“I just wanted to get it to the net so Luke could get a rebound on the other side,” Bouchard said. “Unbelievable, but it was game-changer. We felt we had momentum after that.”
It was Bouchard who set up point man Ryan Lottes for a back-breaking goal with just 2:11 left in regulation, and it was unheralded forward Otto Schaefer who iced the cake on a power play with 18 seconds left.
“That was nice,” Revak said of Lottes’ blast from the blue line. “That goal let us soak it in, and enjoy the moment.”
“I was just trying to get the puck down low…and then I saw it go in,” Lottes said. “It was big to get an insurance goal there.”
It was the Quakers, as a team, who earned the right to hoist a Cup–another Cup–on Sunday.
As the Quakers celebrated their state championship, fittingly, on the very sheet of ice where the South brothers continued their hockey careers, they also said goodbye to four seniors. Revak, as much as any, deserved to go out a winner. He finished the regular season with a 1.78 GAA that was tops among Class A starters.
Scrappy forward Luke O’Neill averaged over a point per game during the regular campaign and embodied the two-way style of play Quinn worked so hard to teach. Jayson Lottes supplied a steady stream of offense, including a power play hat trick against red-hot Kittanning in the Penguins Cup Semifinals. Kenny finished among the top ten in scoring with 47 points and recorded three assists on NHL ice.
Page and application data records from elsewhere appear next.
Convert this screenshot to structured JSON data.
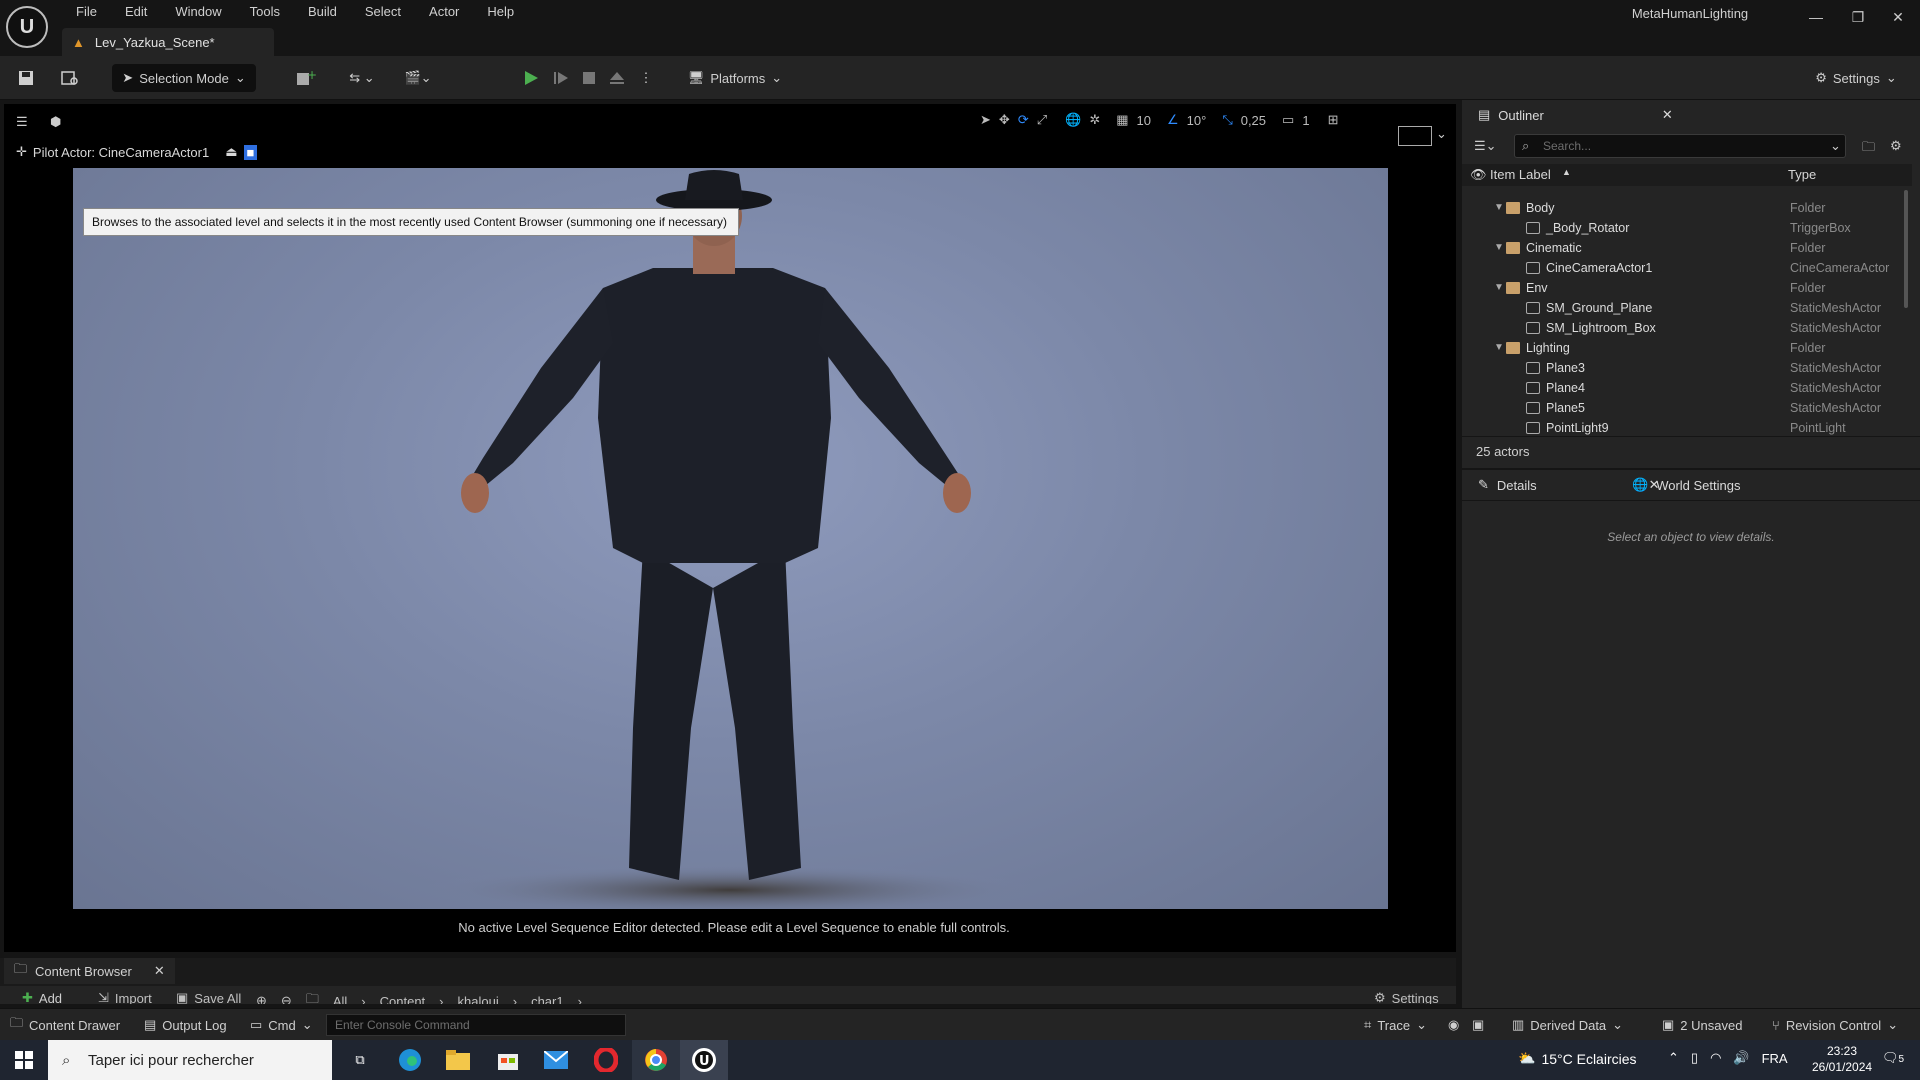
{
  "menu": [
    "File",
    "Edit",
    "Window",
    "Tools",
    "Build",
    "Select",
    "Actor",
    "Help"
  ],
  "level_tab": "Lev_Yazkua_Scene*",
  "project_title": "MetaHumanLighting",
  "toolbar": {
    "selection_mode": "Selection Mode",
    "platforms": "Platforms",
    "settings": "Settings"
  },
  "viewport": {
    "grid_snap": "10",
    "rotation_snap": "10°",
    "scale_snap": "0,25",
    "camera_speed": "1",
    "tooltip": "Browses to the associated level and selects it in the most recently used Content Browser (summoning one if necessary)",
    "pilot_actor": "Pilot Actor: CineCameraActor1",
    "sequence_message": "No active Level Sequence Editor detected. Please edit a Level Sequence to enable full controls."
  },
  "content_browser": {
    "tab": "Content Browser",
    "add": "Add",
    "import": "Import",
    "save_all": "Save All",
    "path": [
      "All",
      "Content",
      "khaloui",
      "char1"
    ],
    "settings": "Settings"
  },
  "status_bar": {
    "content_drawer": "Content Drawer",
    "output_log": "Output Log",
    "cmd": "Cmd",
    "console_placeholder": "Enter Console Command",
    "trace": "Trace",
    "derived_data": "Derived Data",
    "unsaved": "2 Unsaved",
    "revision_control": "Revision Control"
  },
  "outliner": {
    "title": "Outliner",
    "search_placeholder": "Search...",
    "col_label": "Item Label",
    "col_type": "Type",
    "rows": [
      {
        "name": "Body",
        "type": "Folder",
        "folder": true
      },
      {
        "name": "_Body_Rotator",
        "type": "TriggerBox",
        "folder": false
      },
      {
        "name": "Cinematic",
        "type": "Folder",
        "folder": true
      },
      {
        "name": "CineCameraActor1",
        "type": "CineCameraActor",
        "folder": false
      },
      {
        "name": "Env",
        "type": "Folder",
        "folder": true
      },
      {
        "name": "SM_Ground_Plane",
        "type": "StaticMeshActor",
        "folder": false
      },
      {
        "name": "SM_Lightroom_Box",
        "type": "StaticMeshActor",
        "folder": false
      },
      {
        "name": "Lighting",
        "type": "Folder",
        "folder": true
      },
      {
        "name": "Plane3",
        "type": "StaticMeshActor",
        "folder": false
      },
      {
        "name": "Plane4",
        "type": "StaticMeshActor",
        "folder": false
      },
      {
        "name": "Plane5",
        "type": "StaticMeshActor",
        "folder": false
      },
      {
        "name": "PointLight9",
        "type": "PointLight",
        "folder": false
      }
    ],
    "count": "25 actors"
  },
  "details": {
    "tab": "Details",
    "world_tab": "World Settings",
    "empty_message": "Select an object to view details."
  },
  "taskbar": {
    "search": "Taper ici pour rechercher",
    "weather": "15°C  Eclaircies",
    "lang": "FRA",
    "time": "23:23",
    "date": "26/01/2024",
    "notifications": "5"
  },
  "colors": {
    "accent": "#0070e0",
    "play_green": "#4caf50",
    "bg": "#151515",
    "panel": "#242424"
  }
}
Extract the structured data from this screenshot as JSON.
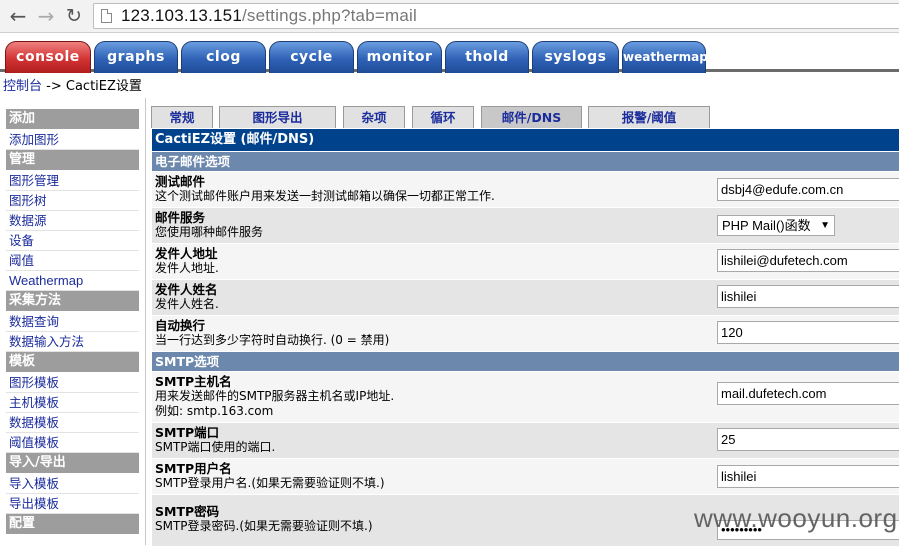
{
  "browser": {
    "url_host": "123.103.13.151",
    "url_rest": "/settings.php?tab=mail",
    "back_icon": "arrow-left-icon",
    "forward_icon": "arrow-right-icon",
    "reload_icon": "reload-icon"
  },
  "main_tabs": [
    "console",
    "graphs",
    "clog",
    "cycle",
    "monitor",
    "thold",
    "syslogs",
    "weathermap"
  ],
  "breadcrumb": {
    "home": "控制台",
    "separator": " -> ",
    "current": "CactiEZ设置"
  },
  "sidebar": [
    {
      "type": "header",
      "label": "添加"
    },
    {
      "type": "item",
      "label": "添加图形"
    },
    {
      "type": "header",
      "label": "管理"
    },
    {
      "type": "item",
      "label": "图形管理"
    },
    {
      "type": "item",
      "label": "图形树"
    },
    {
      "type": "item",
      "label": "数据源"
    },
    {
      "type": "item",
      "label": "设备"
    },
    {
      "type": "item",
      "label": "阈值"
    },
    {
      "type": "item",
      "label": "Weathermap"
    },
    {
      "type": "header",
      "label": "采集方法"
    },
    {
      "type": "item",
      "label": "数据查询"
    },
    {
      "type": "item",
      "label": "数据输入方法"
    },
    {
      "type": "header",
      "label": "模板"
    },
    {
      "type": "item",
      "label": "图形模板"
    },
    {
      "type": "item",
      "label": "主机模板"
    },
    {
      "type": "item",
      "label": "数据模板"
    },
    {
      "type": "item",
      "label": "阈值模板"
    },
    {
      "type": "header",
      "label": "导入/导出"
    },
    {
      "type": "item",
      "label": "导入模板"
    },
    {
      "type": "item",
      "label": "导出模板"
    },
    {
      "type": "header",
      "label": "配置"
    }
  ],
  "settings_tabs": [
    "常规",
    "图形导出",
    "杂项",
    "循环",
    "邮件/DNS",
    "报警/阈值"
  ],
  "settings_active_tab": "邮件/DNS",
  "panel_title": "CactiEZ设置 (邮件/DNS)",
  "sections": {
    "email": "电子邮件选项",
    "smtp": "SMTP选项"
  },
  "fields": {
    "test_email": {
      "label": "测试邮件",
      "desc": "这个测试邮件账户用来发送一封测试邮箱以确保一切都正常工作.",
      "value": "dsbj4@edufe.com.cn"
    },
    "mail_service": {
      "label": "邮件服务",
      "desc": "您使用哪种邮件服务",
      "value": "PHP Mail()函数"
    },
    "from_address": {
      "label": "发件人地址",
      "desc": "发件人地址.",
      "value": "lishilei@dufetech.com"
    },
    "from_name": {
      "label": "发件人姓名",
      "desc": "发件人姓名.",
      "value": "lishilei"
    },
    "word_wrap": {
      "label": "自动换行",
      "desc": "当一行达到多少字符时自动换行. (0 = 禁用)",
      "value": "120"
    },
    "smtp_host": {
      "label": "SMTP主机名",
      "desc": "用来发送邮件的SMTP服务器主机名或IP地址.",
      "desc2": "例如: smtp.163.com",
      "value": "mail.dufetech.com"
    },
    "smtp_port": {
      "label": "SMTP端口",
      "desc": "SMTP端口使用的端口.",
      "value": "25"
    },
    "smtp_user": {
      "label": "SMTP用户名",
      "desc": "SMTP登录用户名.(如果无需要验证则不填.)",
      "value": "lishilei"
    },
    "smtp_pass": {
      "label": "SMTP密码",
      "desc": "SMTP登录密码.(如果无需要验证则不填.)",
      "value": "•••••••••"
    }
  },
  "watermark": "www.wooyun.org"
}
“At the beginning of the season, we had high hopes. But this is just a dream come true,” defenseman Jake Pilewicz said.
But Bouchard and Ryan Lottes are both back. Leading scorer Ryan Dickson will be a senior, while Jake and Adam Pilewicz return on the blue line, with Adam having shown promise as a freshman. Backup goalie Jonathan Pijar proved himself worthy of inheriting Revak’s job.
Last weekend didn’t just mark the end of Mars’ incredible run. Quite possibly, it marked the beginning of another.
“I went to the last game in ’06,” Bouchard said. “Same atmosphere, loud crowd, and everything. It feels great to live up to that team.”
“We had a lot of alumni from that [first] state championship team here with us, and that was great,” Jake said. “Hopefully these guys can repeat what they did.”
(Videos courtesy of Bob Sebastian/Power Play Productions, edited by John Rubino/PIHL Network.)
(Follow me on Twitter @mpopchock.)